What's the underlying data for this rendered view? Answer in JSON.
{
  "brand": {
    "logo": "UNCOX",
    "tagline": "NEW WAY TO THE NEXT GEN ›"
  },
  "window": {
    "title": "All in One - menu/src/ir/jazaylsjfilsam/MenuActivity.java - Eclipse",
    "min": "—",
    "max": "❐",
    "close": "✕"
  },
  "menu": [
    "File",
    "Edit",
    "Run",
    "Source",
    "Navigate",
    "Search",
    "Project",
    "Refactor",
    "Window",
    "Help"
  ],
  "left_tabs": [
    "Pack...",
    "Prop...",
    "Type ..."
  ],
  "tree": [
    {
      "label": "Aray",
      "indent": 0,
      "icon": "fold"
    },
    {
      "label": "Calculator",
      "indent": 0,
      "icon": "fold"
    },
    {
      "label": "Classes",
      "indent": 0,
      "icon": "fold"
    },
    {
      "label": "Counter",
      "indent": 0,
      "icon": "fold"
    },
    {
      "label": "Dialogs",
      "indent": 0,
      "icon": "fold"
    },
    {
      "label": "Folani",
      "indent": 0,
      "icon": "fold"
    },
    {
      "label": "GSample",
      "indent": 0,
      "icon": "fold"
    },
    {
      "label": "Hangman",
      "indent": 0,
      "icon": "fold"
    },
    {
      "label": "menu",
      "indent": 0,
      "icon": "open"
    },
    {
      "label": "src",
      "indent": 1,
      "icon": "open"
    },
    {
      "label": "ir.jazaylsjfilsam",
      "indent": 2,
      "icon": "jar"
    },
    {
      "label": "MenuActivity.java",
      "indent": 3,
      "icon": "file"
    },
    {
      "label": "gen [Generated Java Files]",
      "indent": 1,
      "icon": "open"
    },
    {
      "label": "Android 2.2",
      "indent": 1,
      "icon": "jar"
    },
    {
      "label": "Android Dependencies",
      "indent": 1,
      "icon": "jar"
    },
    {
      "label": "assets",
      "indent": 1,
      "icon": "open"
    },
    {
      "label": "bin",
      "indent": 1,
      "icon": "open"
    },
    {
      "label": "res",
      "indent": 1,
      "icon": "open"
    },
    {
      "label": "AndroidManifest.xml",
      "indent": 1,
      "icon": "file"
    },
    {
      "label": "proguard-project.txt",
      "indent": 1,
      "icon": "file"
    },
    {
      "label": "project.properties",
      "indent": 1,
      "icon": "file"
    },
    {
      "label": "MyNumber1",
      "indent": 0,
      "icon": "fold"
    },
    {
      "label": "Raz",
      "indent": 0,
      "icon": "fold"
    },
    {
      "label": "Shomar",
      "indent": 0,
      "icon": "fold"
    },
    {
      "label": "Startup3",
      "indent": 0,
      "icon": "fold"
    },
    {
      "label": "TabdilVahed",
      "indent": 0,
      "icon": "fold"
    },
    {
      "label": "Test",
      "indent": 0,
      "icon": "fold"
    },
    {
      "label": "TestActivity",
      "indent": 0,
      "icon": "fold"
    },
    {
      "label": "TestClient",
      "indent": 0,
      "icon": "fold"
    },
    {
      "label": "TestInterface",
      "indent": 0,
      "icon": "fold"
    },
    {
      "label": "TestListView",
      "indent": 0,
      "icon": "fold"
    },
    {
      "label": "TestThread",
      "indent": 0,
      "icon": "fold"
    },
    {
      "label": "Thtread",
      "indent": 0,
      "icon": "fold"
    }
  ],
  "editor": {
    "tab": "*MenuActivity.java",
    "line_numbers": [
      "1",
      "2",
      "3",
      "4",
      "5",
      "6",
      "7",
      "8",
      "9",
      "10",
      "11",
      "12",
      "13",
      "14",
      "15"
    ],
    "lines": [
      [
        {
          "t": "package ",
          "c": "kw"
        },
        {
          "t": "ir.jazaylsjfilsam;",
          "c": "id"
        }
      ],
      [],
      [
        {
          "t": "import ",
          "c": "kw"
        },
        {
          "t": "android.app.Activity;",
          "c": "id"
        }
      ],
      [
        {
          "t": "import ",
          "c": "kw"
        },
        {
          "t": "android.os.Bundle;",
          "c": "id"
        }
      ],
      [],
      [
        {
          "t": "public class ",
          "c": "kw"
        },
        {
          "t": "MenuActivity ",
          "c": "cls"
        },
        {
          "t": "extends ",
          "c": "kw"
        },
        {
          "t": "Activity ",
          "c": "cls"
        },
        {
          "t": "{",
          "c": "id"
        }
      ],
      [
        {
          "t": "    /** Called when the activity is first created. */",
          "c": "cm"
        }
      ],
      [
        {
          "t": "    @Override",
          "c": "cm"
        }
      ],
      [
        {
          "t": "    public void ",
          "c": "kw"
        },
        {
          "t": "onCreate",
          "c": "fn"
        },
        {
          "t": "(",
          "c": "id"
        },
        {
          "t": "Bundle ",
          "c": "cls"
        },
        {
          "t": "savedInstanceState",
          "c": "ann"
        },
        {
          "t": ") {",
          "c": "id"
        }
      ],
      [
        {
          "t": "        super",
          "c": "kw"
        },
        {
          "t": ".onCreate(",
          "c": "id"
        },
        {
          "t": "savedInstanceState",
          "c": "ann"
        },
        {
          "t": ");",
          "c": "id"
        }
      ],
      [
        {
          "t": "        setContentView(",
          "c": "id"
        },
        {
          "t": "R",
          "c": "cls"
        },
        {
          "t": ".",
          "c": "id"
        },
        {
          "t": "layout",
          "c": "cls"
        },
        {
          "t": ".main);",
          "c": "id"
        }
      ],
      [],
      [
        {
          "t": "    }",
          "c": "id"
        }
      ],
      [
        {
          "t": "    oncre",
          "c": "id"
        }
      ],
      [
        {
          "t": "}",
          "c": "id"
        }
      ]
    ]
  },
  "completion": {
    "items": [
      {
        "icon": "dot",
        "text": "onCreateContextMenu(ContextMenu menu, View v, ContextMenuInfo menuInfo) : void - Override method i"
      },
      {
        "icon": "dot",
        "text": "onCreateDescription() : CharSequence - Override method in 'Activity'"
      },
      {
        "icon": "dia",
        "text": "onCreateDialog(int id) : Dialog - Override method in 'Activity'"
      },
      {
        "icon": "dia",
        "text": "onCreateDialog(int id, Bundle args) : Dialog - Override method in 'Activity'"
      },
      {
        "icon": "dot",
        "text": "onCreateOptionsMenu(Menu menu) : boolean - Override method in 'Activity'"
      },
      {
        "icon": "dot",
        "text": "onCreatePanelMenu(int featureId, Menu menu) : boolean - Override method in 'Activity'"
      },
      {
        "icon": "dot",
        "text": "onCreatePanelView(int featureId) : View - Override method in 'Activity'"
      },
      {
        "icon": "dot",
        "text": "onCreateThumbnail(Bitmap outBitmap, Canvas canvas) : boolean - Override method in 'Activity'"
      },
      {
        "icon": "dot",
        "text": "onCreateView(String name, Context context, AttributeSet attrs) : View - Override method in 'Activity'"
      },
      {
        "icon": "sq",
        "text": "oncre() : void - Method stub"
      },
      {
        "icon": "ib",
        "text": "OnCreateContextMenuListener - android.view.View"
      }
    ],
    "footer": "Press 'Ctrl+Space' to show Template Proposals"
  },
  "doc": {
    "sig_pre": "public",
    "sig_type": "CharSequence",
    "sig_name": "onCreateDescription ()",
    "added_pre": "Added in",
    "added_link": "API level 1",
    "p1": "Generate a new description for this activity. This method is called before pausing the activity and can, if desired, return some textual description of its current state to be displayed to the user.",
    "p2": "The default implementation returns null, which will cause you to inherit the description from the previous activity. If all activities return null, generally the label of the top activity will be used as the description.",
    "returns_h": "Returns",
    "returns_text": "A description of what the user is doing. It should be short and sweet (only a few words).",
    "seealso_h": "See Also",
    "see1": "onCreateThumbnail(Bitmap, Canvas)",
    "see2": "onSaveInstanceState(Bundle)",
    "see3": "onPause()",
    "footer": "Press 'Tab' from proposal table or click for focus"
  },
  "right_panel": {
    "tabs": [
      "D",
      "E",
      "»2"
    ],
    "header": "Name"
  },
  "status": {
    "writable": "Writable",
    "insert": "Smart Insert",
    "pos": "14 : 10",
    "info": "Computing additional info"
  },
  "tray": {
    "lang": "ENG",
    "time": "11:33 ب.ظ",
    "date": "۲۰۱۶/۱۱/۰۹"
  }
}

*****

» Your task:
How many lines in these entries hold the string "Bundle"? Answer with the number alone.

» The answer:
4